Available data >>
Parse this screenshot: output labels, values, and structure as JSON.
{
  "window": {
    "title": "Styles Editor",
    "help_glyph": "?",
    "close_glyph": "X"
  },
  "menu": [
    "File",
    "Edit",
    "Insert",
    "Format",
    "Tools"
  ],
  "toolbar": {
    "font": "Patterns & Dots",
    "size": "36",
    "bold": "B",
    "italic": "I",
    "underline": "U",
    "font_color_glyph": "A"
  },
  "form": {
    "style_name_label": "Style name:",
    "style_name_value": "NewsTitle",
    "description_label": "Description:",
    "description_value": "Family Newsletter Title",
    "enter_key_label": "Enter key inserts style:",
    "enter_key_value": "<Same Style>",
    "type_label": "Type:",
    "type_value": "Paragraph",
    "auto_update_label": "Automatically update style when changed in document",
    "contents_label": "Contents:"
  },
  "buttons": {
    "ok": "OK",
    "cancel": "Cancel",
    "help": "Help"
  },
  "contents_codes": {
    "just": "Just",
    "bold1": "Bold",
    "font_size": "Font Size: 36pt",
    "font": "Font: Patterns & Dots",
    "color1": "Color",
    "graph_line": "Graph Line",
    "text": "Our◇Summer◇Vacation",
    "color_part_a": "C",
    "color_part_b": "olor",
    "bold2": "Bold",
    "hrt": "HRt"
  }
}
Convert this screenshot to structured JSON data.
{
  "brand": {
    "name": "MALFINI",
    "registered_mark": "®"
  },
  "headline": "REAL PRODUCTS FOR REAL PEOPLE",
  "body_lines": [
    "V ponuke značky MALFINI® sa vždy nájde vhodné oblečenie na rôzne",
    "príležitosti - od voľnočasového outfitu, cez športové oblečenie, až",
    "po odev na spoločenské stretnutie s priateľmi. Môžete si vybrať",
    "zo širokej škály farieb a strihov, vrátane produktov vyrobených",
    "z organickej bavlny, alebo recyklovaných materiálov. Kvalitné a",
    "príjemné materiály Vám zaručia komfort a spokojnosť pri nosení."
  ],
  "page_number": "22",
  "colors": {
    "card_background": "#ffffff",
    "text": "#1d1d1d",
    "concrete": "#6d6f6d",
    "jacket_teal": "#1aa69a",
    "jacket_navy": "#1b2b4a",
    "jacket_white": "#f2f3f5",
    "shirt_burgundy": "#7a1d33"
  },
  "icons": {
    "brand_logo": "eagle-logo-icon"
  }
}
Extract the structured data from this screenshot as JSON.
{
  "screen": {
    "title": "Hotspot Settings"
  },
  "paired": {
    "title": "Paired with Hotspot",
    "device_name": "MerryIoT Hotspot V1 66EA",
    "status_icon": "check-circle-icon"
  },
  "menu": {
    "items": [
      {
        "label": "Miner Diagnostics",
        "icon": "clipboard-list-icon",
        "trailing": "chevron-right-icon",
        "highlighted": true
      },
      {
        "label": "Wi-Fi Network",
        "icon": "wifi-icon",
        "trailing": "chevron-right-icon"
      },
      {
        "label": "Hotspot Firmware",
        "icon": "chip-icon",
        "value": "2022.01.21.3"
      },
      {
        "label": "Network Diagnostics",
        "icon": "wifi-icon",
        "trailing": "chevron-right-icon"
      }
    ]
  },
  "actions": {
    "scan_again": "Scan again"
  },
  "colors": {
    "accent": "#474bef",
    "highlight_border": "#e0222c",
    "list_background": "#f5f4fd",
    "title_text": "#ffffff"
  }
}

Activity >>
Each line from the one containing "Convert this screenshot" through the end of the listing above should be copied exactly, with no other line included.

Solution for this problem >>
Convert this screenshot to structured JSON data.
{
  "brand": {
    "name": "MALFINI",
    "registered_mark": "®"
  },
  "headline": "REAL PRODUCTS FOR REAL PEOPLE",
  "body_lines": [
    "V ponuke značky MALFINI® sa vždy nájde vhodné oblečenie na rôzne",
    "príležitosti - od voľnočasového outfitu, cez športové oblečenie, až",
    "po odev na spoločenské stretnutie s priateľmi. Môžete si vybrať",
    "zo širokej škály farieb a strihov, vrátane produktov vyrobených",
    "z organickej bavlny, alebo recyklovaných materiálov. Kvalitné a",
    "príjemné materiály Vám zaručia komfort a spokojnosť pri nosení."
  ],
  "page_number": "22",
  "colors": {
    "card_background": "#ffffff",
    "text": "#1d1d1d",
    "concrete": "#6d6f6d",
    "jacket_teal": "#1aa69a",
    "jacket_navy": "#1b2b4a",
    "jacket_white": "#f2f3f5",
    "shirt_burgundy": "#7a1d33"
  },
  "icons": {
    "brand_logo": "eagle-logo-icon"
  }
}
Extract the structured data from this screenshot as JSON.
{
  "screen": {
    "title": "Hotspot Settings"
  },
  "paired": {
    "title": "Paired with Hotspot",
    "device_name": "MerryIoT Hotspot V1 66EA",
    "status_icon": "check-circle-icon"
  },
  "menu": {
    "items": [
      {
        "label": "Miner Diagnostics",
        "icon": "clipboard-list-icon",
        "trailing": "chevron-right-icon",
        "highlighted": true
      },
      {
        "label": "Wi-Fi Network",
        "icon": "wifi-icon",
        "trailing": "chevron-right-icon"
      },
      {
        "label": "Hotspot Firmware",
        "icon": "chip-icon",
        "value": "2022.01.21.3"
      },
      {
        "label": "Network Diagnostics",
        "icon": "wifi-icon",
        "trailing": "chevron-right-icon"
      }
    ]
  },
  "actions": {
    "scan_again": "Scan again"
  },
  "colors": {
    "accent": "#474bef",
    "highlight_border": "#e0222c",
    "list_background": "#f5f4fd",
    "title_text": "#ffffff"
  }
}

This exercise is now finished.